Goal of the exercise:
Each line of the data should be repeated precisely.

[Element data from apps and pages]
+--
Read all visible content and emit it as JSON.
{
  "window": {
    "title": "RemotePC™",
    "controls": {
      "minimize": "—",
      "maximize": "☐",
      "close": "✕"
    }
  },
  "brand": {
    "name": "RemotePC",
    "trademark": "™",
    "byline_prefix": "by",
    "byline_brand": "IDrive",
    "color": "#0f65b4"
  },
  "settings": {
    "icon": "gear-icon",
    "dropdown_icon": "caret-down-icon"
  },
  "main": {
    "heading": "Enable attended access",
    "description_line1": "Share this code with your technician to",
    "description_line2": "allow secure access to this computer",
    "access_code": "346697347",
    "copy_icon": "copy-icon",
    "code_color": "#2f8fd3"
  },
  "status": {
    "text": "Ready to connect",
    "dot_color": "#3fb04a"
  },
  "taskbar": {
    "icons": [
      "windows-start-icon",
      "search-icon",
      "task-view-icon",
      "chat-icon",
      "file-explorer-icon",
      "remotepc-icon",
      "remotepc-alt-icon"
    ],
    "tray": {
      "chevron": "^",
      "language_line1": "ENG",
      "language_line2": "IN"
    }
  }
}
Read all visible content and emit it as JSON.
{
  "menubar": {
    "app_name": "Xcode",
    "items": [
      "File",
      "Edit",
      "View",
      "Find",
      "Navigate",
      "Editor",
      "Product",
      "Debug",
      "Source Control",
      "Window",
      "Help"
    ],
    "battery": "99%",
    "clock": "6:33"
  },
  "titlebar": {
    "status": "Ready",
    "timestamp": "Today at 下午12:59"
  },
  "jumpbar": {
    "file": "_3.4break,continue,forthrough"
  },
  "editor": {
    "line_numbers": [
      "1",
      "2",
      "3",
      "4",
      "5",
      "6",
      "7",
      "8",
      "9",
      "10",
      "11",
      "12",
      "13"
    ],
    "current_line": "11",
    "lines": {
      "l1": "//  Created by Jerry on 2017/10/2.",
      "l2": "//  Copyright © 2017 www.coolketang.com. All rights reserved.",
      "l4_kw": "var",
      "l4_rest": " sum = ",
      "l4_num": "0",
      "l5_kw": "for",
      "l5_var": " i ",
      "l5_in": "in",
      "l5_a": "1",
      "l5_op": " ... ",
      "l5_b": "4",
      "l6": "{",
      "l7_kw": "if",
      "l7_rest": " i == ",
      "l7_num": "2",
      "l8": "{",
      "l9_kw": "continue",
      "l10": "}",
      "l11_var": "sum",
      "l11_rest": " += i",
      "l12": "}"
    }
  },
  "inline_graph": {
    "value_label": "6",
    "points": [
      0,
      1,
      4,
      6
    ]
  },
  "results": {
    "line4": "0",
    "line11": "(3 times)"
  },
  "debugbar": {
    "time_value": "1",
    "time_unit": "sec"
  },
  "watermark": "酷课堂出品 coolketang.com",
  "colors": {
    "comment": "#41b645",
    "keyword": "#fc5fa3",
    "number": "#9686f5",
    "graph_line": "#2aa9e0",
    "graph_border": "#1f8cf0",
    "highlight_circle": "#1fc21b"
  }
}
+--
Exercise result:
Read all visible content and emit it as JSON.
{
  "window": {
    "title": "RemotePC™",
    "controls": {
      "minimize": "—",
      "maximize": "☐",
      "close": "✕"
    }
  },
  "brand": {
    "name": "RemotePC",
    "trademark": "™",
    "byline_prefix": "by",
    "byline_brand": "IDrive",
    "color": "#0f65b4"
  },
  "settings": {
    "icon": "gear-icon",
    "dropdown_icon": "caret-down-icon"
  },
  "main": {
    "heading": "Enable attended access",
    "description_line1": "Share this code with your technician to",
    "description_line2": "allow secure access to this computer",
    "access_code": "346697347",
    "copy_icon": "copy-icon",
    "code_color": "#2f8fd3"
  },
  "status": {
    "text": "Ready to connect",
    "dot_color": "#3fb04a"
  },
  "taskbar": {
    "icons": [
      "windows-start-icon",
      "search-icon",
      "task-view-icon",
      "chat-icon",
      "file-explorer-icon",
      "remotepc-icon",
      "remotepc-alt-icon"
    ],
    "tray": {
      "chevron": "^",
      "language_line1": "ENG",
      "language_line2": "IN"
    }
  }
}
Read all visible content and emit it as JSON.
{
  "menubar": {
    "app_name": "Xcode",
    "items": [
      "File",
      "Edit",
      "View",
      "Find",
      "Navigate",
      "Editor",
      "Product",
      "Debug",
      "Source Control",
      "Window",
      "Help"
    ],
    "battery": "99%",
    "clock": "6:33"
  },
  "titlebar": {
    "status": "Ready",
    "timestamp": "Today at 下午12:59"
  },
  "jumpbar": {
    "file": "_3.4break,continue,forthrough"
  },
  "editor": {
    "line_numbers": [
      "1",
      "2",
      "3",
      "4",
      "5",
      "6",
      "7",
      "8",
      "9",
      "10",
      "11",
      "12",
      "13"
    ],
    "current_line": "11",
    "lines": {
      "l1": "//  Created by Jerry on 2017/10/2.",
      "l2": "//  Copyright © 2017 www.coolketang.com. All rights reserved.",
      "l4_kw": "var",
      "l4_rest": " sum = ",
      "l4_num": "0",
      "l5_kw": "for",
      "l5_var": " i ",
      "l5_in": "in",
      "l5_a": "1",
      "l5_op": " ... ",
      "l5_b": "4",
      "l6": "{",
      "l7_kw": "if",
      "l7_rest": " i == ",
      "l7_num": "2",
      "l8": "{",
      "l9_kw": "continue",
      "l10": "}",
      "l11_var": "sum",
      "l11_rest": " += i",
      "l12": "}"
    }
  },
  "inline_graph": {
    "value_label": "6",
    "points": [
      0,
      1,
      4,
      6
    ]
  },
  "results": {
    "line4": "0",
    "line11": "(3 times)"
  },
  "debugbar": {
    "time_value": "1",
    "time_unit": "sec"
  },
  "watermark": "酷课堂出品 coolketang.com",
  "colors": {
    "comment": "#41b645",
    "keyword": "#fc5fa3",
    "number": "#9686f5",
    "graph_line": "#2aa9e0",
    "graph_border": "#1f8cf0",
    "highlight_circle": "#1fc21b"
  }
}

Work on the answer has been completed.